How to complete this task
Where in the listing does the string "from" appear? Copy every line that holds it.

Materials provided
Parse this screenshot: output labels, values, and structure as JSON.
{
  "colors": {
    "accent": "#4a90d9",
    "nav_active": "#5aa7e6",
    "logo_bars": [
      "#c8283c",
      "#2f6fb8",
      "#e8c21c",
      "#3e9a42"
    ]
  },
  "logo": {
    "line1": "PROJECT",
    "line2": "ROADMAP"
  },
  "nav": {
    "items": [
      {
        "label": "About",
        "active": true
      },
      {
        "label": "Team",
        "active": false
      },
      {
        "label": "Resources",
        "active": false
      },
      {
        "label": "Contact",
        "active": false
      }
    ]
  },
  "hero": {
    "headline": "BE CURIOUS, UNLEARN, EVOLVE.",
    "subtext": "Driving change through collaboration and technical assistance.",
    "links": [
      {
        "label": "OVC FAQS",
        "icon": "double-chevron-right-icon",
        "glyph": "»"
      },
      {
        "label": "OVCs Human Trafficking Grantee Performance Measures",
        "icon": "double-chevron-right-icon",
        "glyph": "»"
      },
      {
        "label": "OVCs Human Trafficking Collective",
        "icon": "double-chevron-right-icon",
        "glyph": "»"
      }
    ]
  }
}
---
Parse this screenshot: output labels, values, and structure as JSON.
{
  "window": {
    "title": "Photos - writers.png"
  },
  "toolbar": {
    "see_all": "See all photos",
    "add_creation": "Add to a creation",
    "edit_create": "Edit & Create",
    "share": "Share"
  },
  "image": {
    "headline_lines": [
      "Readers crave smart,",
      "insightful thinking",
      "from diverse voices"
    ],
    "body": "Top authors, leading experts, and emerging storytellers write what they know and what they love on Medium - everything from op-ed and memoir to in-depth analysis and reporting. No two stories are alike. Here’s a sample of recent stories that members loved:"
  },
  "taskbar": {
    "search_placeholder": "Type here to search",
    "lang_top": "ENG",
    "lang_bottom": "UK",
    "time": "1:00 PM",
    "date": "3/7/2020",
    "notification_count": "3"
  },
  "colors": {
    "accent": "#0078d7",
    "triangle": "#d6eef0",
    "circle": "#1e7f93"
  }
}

Problem solution
      "from diverse voices"
    "body": "Top authors, leading experts, and emerging storytellers write what they know and what they love on Medium - everything from op-ed and memoir to in-depth analysis and reporting. No two stories are alike. Here’s a sample of recent stories that members loved:"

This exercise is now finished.